# [WORK TO BE COMPLETED]
Within this material, find every line where the string "JSON" appears, and copy it out.

=== Section Start ===

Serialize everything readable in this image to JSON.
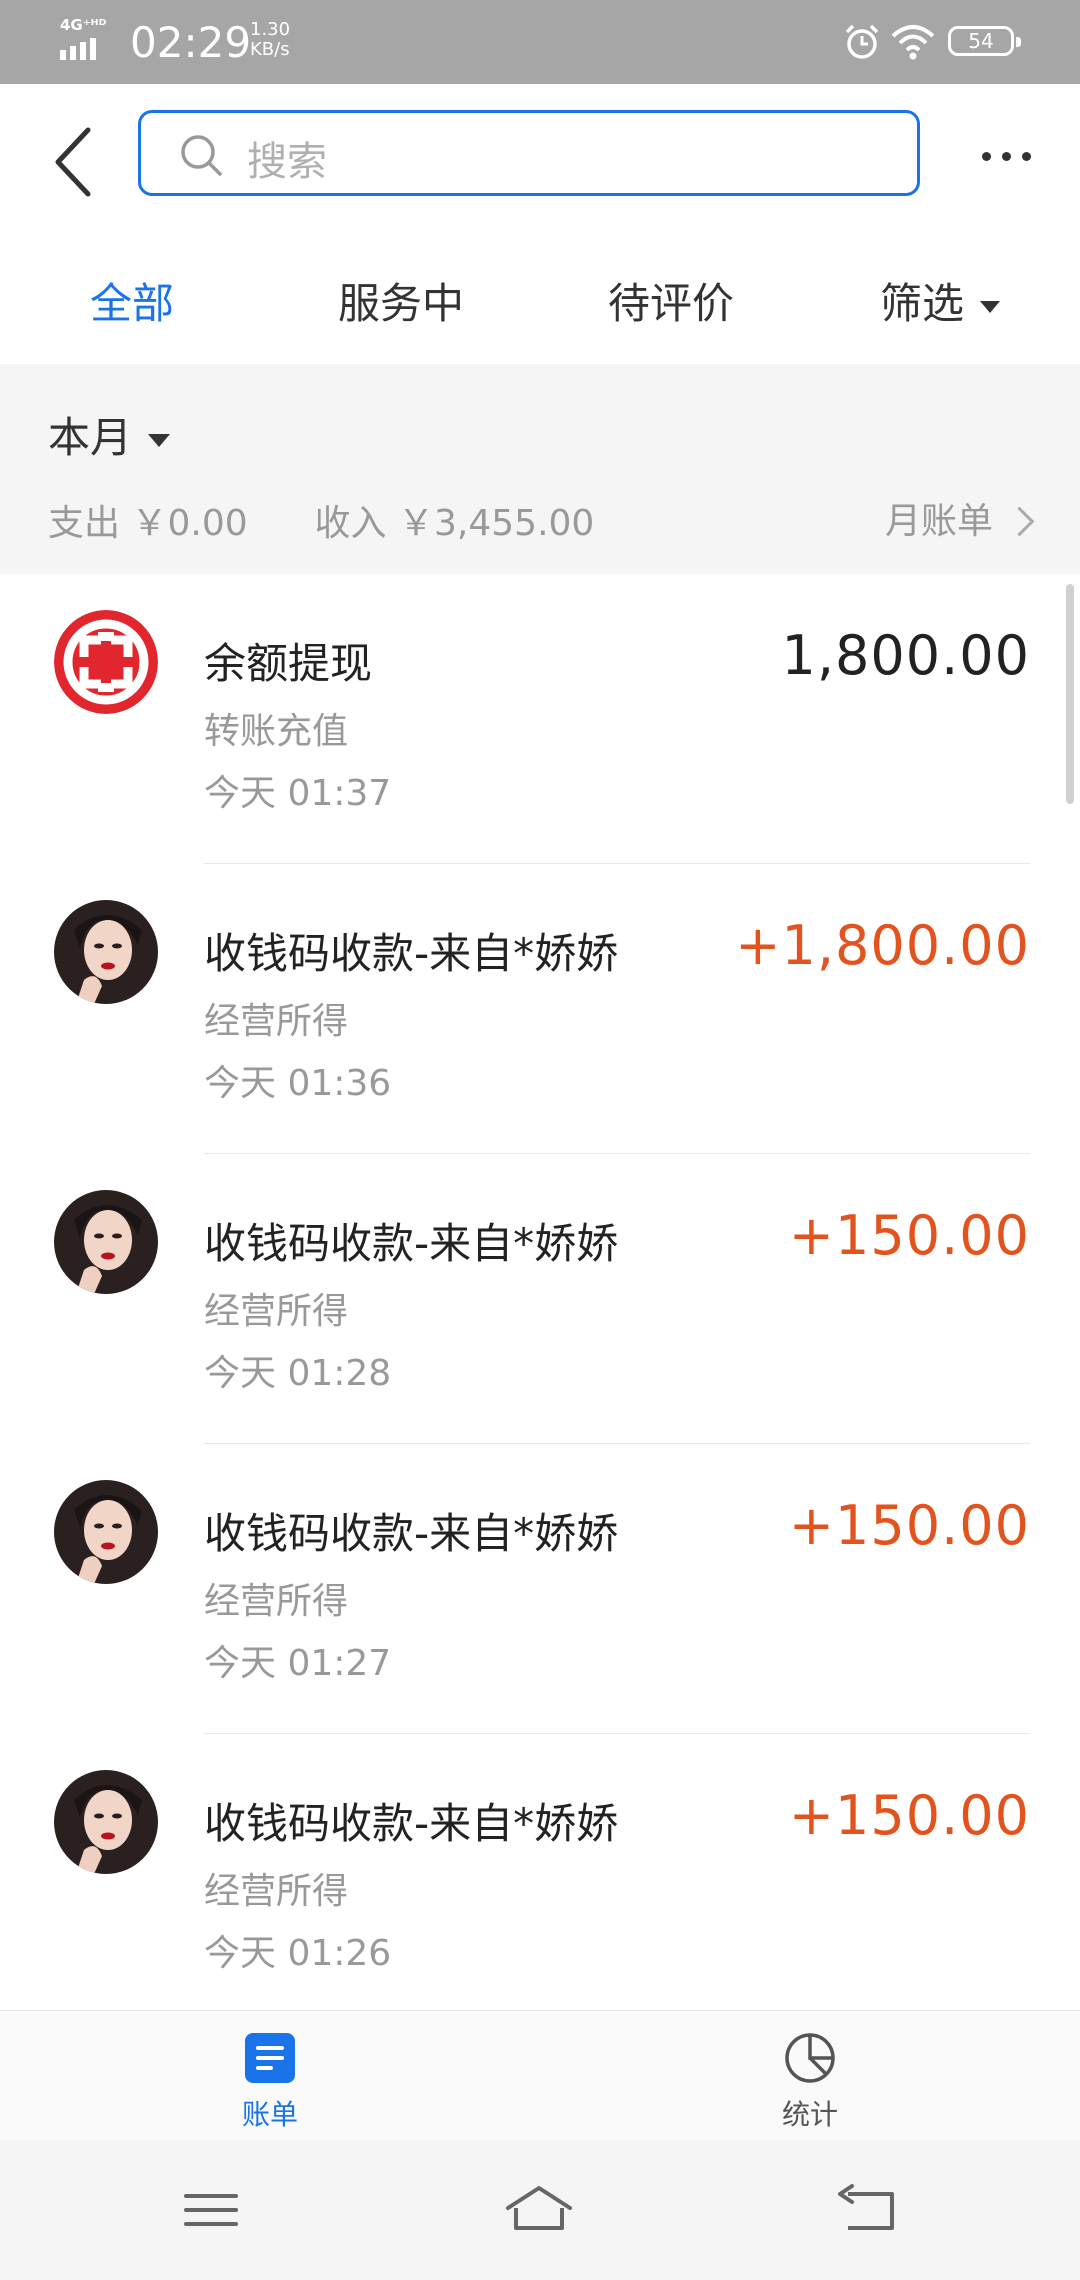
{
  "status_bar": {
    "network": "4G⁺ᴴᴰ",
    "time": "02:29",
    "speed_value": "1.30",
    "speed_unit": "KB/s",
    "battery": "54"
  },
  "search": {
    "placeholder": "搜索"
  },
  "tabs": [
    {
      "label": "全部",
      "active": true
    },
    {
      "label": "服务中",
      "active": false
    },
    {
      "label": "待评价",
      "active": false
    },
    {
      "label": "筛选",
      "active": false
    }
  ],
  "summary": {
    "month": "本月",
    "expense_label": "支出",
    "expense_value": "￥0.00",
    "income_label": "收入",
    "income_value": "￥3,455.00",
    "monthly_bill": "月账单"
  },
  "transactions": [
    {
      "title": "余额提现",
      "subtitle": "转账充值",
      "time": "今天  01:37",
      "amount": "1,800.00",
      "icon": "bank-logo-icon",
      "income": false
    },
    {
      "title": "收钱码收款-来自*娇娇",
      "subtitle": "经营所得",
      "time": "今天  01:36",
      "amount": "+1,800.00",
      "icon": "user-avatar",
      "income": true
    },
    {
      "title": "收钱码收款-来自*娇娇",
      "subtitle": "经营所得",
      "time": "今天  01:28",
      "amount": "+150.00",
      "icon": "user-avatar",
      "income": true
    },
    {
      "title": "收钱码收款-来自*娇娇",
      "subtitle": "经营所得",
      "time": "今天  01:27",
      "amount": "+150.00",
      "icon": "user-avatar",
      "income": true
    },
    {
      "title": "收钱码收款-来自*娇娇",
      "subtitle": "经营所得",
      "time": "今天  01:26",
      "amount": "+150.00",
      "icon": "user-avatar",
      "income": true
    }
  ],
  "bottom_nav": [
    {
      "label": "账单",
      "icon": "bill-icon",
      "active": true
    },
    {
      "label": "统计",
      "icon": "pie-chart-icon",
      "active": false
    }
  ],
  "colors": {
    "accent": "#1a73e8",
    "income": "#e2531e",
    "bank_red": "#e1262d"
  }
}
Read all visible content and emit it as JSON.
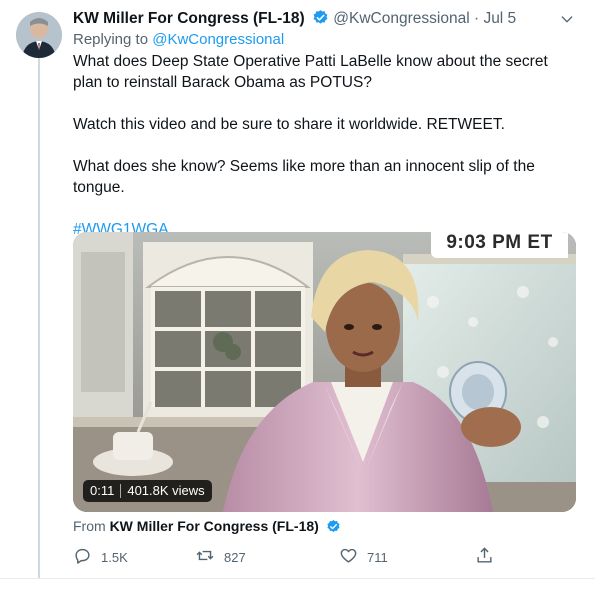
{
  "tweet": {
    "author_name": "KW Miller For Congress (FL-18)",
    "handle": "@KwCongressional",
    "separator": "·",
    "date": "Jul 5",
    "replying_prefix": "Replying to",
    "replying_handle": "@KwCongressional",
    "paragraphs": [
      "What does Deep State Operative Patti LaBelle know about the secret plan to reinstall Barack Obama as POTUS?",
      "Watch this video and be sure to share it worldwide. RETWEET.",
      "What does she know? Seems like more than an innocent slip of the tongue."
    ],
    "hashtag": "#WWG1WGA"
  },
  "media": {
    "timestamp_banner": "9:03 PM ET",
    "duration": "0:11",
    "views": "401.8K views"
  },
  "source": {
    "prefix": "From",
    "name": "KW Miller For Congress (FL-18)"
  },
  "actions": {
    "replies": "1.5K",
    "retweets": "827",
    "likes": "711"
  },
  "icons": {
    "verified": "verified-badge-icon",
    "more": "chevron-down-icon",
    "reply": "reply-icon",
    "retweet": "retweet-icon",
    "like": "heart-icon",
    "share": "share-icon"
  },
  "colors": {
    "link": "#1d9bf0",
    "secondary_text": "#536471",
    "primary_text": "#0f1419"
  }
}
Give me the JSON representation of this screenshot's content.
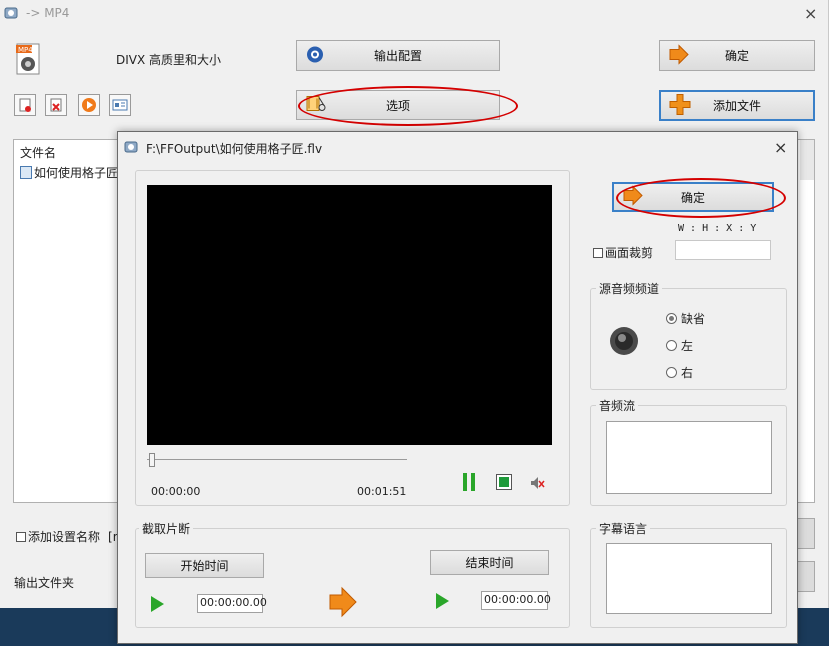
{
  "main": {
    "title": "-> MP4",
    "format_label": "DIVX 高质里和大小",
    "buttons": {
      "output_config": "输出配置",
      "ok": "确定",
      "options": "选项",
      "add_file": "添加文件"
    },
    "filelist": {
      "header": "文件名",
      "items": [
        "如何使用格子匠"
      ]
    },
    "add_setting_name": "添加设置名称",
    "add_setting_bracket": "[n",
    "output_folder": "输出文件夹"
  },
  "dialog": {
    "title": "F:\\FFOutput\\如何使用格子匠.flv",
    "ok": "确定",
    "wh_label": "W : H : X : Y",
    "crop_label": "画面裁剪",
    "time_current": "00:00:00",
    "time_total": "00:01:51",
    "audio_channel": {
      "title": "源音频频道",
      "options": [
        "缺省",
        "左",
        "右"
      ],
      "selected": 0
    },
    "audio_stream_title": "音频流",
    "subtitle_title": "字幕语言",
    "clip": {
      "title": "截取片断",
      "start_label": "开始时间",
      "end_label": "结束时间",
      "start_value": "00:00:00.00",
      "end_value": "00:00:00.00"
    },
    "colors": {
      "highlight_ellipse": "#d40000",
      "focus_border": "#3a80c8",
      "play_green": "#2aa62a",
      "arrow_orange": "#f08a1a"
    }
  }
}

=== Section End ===

# [EXERCISE RESPONSE]
Serialize everything readable in this image to JSON.
Read all visible content and emit it as JSON.
Give me the JSON representation of this screenshot's content.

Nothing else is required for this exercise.